EXERCISE REQUIREMENTS: Go through the data below and copy each line where the word "placeholder" occurs.

RECORDS SHOWN:
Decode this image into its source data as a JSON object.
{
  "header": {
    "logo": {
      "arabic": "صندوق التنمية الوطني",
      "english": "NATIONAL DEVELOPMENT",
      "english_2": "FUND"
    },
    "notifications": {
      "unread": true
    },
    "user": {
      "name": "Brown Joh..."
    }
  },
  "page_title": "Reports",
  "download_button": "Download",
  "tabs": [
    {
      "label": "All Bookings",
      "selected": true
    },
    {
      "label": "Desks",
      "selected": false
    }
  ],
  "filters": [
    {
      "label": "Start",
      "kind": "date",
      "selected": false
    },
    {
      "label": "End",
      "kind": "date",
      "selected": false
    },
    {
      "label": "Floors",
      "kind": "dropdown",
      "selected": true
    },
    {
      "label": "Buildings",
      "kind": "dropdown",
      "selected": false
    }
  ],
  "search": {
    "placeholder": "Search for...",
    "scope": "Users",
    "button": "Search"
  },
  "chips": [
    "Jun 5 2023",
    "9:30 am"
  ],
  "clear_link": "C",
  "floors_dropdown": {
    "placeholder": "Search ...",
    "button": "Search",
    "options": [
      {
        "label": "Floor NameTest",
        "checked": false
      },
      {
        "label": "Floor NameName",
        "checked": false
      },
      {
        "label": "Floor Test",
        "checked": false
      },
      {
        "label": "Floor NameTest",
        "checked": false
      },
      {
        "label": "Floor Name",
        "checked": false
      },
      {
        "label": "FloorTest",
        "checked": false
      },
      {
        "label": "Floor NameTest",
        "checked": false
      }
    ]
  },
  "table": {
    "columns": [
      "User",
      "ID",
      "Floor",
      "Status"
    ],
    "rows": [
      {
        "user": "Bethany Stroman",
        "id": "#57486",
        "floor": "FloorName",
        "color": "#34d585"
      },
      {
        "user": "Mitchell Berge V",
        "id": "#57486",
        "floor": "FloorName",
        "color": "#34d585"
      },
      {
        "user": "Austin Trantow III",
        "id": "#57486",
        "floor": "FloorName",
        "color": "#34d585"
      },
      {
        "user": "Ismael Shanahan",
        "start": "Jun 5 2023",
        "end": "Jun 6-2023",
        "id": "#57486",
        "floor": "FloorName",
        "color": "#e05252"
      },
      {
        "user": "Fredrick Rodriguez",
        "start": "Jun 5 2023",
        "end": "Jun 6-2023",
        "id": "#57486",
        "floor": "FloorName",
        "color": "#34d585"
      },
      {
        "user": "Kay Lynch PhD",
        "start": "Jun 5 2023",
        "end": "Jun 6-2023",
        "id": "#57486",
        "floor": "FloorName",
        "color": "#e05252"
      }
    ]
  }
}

WRITTEN RESPONSE:
    "placeholder": "Search for...",
    "placeholder": "Search ...",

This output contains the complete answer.